(Beginning of DATA IN THIS EXERCISE)
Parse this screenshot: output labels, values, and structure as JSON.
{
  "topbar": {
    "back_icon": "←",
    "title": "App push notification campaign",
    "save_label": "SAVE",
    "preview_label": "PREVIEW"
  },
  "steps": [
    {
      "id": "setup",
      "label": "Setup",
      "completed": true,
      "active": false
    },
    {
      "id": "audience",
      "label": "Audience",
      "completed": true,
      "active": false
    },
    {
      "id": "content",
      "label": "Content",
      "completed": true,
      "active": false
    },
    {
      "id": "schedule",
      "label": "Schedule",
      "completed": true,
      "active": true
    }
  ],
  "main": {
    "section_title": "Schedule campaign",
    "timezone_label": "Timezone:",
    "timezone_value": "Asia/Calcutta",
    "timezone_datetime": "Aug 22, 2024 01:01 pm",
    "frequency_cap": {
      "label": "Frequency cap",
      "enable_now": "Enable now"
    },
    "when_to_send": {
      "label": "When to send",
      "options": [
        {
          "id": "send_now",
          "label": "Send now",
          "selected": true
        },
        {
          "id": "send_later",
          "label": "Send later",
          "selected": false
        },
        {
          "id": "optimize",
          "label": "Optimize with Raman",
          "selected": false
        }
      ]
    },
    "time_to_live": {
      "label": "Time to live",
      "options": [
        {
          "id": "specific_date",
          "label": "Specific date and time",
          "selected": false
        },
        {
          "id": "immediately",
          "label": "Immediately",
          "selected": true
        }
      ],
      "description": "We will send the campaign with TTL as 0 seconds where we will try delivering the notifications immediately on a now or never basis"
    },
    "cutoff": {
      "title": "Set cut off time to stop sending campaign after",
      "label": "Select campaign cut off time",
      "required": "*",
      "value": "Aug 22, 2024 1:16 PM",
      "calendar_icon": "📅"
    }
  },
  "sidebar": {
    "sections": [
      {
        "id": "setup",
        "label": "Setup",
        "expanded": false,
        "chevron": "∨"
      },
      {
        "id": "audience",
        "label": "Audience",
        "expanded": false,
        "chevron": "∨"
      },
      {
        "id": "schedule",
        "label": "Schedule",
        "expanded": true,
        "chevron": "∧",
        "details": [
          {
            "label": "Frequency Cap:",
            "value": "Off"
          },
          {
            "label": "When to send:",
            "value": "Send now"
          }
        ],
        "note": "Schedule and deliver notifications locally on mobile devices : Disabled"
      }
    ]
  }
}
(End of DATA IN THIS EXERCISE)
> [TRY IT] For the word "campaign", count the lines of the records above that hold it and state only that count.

> [ANSWER TO THIS TASK] 5